▶ **MATERIAL PROVIDED**:
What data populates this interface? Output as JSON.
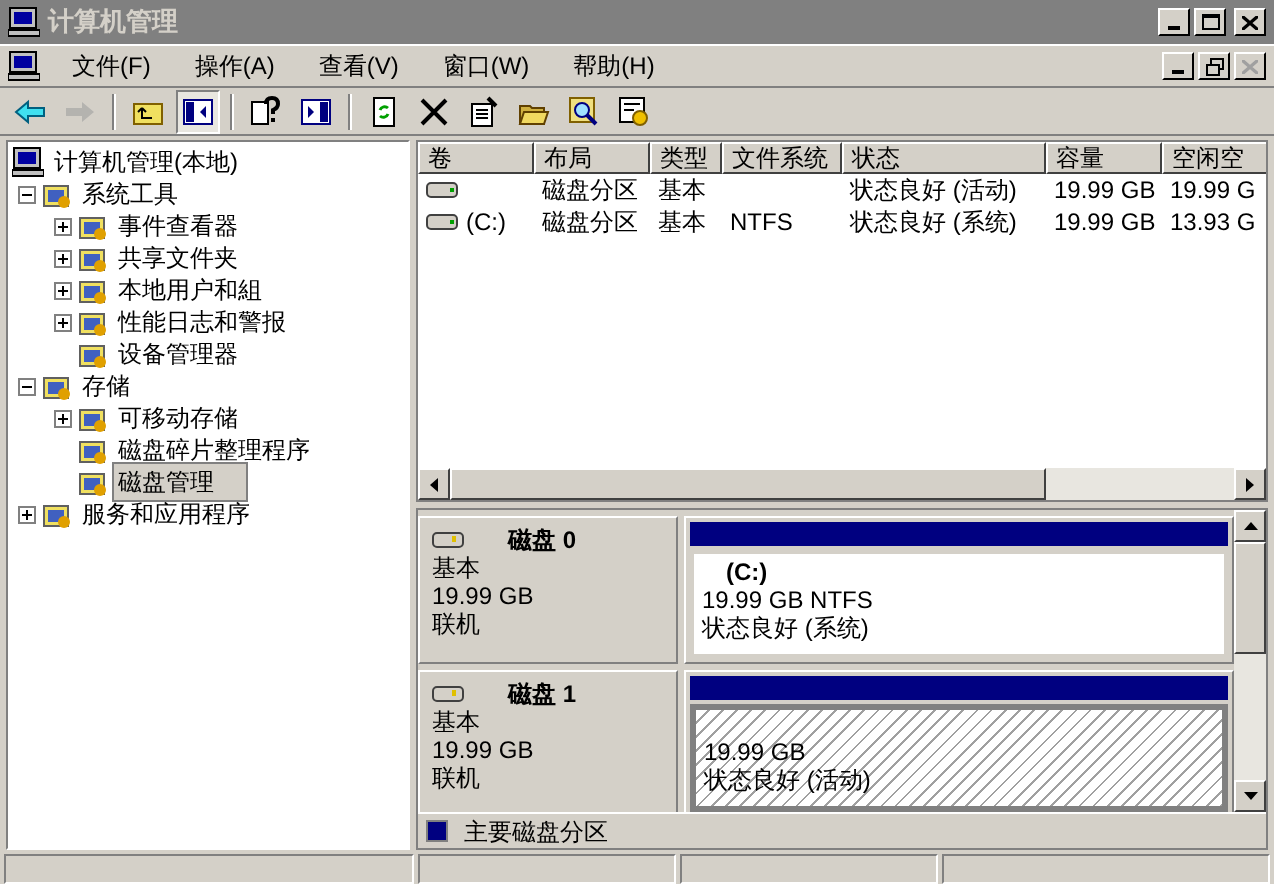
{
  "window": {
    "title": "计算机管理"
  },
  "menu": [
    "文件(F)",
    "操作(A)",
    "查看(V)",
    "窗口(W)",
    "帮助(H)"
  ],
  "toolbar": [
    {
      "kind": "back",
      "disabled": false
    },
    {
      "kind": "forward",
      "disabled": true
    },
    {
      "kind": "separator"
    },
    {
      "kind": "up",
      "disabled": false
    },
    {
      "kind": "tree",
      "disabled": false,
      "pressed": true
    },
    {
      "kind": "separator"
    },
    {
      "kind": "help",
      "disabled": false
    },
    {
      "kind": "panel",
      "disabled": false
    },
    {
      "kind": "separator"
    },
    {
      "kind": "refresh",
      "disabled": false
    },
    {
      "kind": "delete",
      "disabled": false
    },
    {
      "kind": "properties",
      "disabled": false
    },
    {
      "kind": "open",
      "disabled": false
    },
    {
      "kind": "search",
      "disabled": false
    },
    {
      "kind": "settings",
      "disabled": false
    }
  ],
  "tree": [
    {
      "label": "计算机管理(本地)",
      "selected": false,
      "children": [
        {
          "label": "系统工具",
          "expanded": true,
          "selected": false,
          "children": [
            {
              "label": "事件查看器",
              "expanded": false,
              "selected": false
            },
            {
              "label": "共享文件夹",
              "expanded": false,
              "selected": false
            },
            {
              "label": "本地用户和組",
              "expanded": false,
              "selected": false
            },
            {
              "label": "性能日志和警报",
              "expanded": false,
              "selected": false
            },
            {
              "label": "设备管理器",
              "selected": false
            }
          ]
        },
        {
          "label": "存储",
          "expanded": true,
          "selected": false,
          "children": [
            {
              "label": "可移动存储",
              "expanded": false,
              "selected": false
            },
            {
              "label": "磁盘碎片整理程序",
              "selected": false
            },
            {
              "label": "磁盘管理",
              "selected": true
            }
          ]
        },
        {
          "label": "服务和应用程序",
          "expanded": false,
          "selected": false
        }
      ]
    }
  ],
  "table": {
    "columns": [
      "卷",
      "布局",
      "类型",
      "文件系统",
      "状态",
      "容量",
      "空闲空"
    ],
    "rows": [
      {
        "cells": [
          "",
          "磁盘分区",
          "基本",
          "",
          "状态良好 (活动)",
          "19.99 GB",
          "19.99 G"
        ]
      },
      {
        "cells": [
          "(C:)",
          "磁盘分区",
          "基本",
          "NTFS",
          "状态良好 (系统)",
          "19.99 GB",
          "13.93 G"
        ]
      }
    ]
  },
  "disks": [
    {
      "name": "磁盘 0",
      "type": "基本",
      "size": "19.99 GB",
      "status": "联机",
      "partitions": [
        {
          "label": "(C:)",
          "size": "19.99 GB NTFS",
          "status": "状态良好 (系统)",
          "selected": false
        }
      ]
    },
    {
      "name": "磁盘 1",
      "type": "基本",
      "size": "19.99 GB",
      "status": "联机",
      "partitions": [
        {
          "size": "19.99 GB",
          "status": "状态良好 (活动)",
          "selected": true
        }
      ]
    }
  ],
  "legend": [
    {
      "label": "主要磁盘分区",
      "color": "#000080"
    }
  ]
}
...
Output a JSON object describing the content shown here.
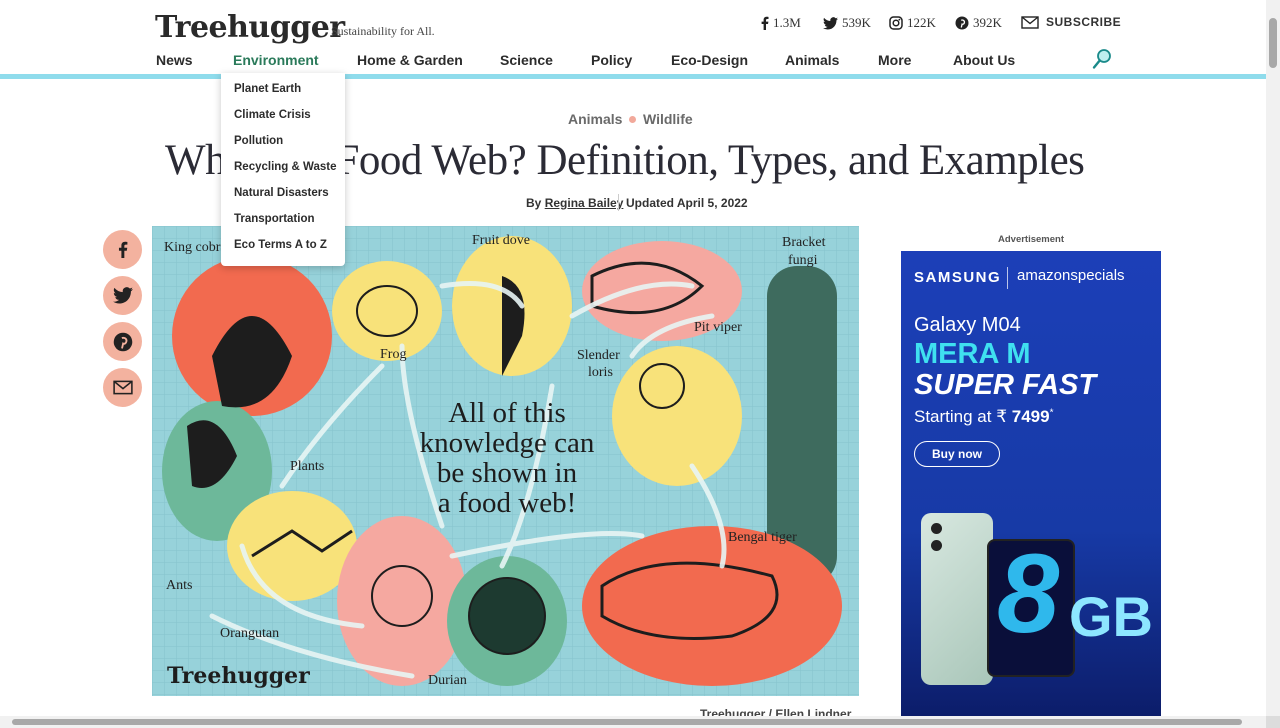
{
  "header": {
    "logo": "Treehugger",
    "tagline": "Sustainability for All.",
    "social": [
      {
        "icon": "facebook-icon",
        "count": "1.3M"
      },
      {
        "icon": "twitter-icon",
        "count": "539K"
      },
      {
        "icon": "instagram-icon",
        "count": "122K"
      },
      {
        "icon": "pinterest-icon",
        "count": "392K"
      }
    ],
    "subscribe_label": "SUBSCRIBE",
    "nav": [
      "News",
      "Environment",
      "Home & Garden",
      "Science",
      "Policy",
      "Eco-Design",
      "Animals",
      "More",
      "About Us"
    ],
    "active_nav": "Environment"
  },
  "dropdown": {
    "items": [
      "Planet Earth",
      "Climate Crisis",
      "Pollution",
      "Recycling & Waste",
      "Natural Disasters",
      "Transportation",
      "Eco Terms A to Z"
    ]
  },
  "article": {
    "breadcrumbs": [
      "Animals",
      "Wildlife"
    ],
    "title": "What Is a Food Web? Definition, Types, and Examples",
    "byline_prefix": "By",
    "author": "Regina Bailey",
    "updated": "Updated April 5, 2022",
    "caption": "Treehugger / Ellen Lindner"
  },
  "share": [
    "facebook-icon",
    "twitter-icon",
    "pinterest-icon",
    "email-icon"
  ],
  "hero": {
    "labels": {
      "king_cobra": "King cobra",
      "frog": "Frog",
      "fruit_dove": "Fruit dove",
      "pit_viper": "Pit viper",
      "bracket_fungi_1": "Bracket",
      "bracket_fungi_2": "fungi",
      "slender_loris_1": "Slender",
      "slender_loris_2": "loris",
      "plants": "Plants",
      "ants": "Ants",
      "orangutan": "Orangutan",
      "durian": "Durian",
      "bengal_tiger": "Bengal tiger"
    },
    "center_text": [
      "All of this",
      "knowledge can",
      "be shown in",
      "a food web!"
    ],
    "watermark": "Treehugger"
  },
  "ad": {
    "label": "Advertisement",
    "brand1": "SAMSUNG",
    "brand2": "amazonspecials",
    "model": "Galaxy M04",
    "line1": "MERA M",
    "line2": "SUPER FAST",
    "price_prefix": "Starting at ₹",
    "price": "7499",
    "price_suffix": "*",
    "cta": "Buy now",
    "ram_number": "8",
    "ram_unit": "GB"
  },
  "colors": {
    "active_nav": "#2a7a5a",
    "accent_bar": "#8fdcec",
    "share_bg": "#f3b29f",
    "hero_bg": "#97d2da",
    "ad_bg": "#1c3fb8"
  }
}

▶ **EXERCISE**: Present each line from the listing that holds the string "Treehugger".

▶ **ANSWER SPACE**:
    "logo": "Treehugger",
    "caption": "Treehugger / Ellen Lindner"
    "watermark": "Treehugger"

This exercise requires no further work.